Directions for this task:
Your answer should be the lines of the data below that contain "project".
● ● ● ●
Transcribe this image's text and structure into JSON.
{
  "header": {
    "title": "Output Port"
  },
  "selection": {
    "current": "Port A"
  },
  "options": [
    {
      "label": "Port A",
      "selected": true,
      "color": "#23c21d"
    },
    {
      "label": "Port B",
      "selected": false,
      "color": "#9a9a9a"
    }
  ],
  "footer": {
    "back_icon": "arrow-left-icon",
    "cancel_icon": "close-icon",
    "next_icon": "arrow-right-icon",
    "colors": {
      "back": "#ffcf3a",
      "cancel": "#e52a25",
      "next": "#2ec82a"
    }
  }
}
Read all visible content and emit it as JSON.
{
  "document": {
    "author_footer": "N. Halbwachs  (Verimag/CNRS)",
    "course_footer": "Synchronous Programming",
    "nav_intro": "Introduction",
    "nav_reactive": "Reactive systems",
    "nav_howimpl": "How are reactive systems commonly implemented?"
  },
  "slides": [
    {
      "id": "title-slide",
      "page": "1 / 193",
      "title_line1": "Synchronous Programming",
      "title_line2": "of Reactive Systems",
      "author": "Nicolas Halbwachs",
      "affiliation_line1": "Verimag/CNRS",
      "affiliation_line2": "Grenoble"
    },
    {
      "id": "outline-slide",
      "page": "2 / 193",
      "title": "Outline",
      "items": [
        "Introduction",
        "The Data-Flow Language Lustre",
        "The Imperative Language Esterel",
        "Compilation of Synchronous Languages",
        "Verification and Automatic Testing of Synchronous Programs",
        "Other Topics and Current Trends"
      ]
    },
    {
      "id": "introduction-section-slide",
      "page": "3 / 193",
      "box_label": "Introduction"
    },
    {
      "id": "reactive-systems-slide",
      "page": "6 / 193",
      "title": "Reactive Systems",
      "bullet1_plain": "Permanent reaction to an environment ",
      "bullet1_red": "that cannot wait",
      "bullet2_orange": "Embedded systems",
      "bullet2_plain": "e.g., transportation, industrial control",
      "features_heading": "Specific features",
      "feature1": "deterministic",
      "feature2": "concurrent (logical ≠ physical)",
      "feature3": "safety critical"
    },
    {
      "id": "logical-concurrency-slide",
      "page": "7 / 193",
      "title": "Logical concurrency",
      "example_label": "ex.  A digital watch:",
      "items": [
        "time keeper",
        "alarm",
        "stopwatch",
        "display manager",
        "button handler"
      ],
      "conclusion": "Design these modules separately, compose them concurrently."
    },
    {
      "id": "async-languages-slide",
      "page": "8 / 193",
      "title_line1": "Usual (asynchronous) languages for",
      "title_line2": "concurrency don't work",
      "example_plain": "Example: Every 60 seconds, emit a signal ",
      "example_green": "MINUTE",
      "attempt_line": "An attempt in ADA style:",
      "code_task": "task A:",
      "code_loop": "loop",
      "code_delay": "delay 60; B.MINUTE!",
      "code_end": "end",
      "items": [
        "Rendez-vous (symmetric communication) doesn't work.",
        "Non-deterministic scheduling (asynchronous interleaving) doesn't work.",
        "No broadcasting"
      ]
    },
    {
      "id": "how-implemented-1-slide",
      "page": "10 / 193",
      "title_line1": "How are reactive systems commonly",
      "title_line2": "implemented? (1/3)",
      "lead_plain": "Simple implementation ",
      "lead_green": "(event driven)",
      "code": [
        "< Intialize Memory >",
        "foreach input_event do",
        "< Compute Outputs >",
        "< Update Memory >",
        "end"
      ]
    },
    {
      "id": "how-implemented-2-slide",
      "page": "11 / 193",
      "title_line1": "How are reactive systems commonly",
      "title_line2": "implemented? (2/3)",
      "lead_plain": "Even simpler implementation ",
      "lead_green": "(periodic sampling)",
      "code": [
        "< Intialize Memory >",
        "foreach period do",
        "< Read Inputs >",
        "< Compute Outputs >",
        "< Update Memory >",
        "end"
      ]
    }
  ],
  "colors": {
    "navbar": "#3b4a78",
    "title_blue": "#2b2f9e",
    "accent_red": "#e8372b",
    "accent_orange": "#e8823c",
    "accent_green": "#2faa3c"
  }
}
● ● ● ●
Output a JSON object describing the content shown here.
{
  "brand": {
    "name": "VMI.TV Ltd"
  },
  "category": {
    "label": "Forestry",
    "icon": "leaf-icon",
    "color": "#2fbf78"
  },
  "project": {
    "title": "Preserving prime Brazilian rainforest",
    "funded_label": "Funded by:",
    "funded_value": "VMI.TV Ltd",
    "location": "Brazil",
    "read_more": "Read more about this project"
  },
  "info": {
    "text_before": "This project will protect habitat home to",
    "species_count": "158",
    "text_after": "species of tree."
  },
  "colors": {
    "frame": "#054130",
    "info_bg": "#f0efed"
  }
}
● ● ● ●
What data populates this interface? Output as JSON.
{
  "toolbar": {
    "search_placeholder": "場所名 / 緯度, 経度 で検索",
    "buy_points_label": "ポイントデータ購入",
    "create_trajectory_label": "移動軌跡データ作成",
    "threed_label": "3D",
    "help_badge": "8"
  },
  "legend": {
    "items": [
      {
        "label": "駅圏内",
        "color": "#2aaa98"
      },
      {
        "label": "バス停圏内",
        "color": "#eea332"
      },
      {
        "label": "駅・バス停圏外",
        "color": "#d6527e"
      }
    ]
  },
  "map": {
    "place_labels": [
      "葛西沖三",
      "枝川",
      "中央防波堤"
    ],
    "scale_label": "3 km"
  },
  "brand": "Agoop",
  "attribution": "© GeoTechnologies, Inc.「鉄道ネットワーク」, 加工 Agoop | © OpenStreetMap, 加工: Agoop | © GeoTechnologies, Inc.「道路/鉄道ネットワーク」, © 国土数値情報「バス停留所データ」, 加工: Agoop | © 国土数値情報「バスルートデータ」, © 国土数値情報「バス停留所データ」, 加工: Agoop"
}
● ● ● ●
Answer to this exercise:
  "project": {
    "read_more": "Read more about this project"
    "text_before": "This project will protect habitat home to",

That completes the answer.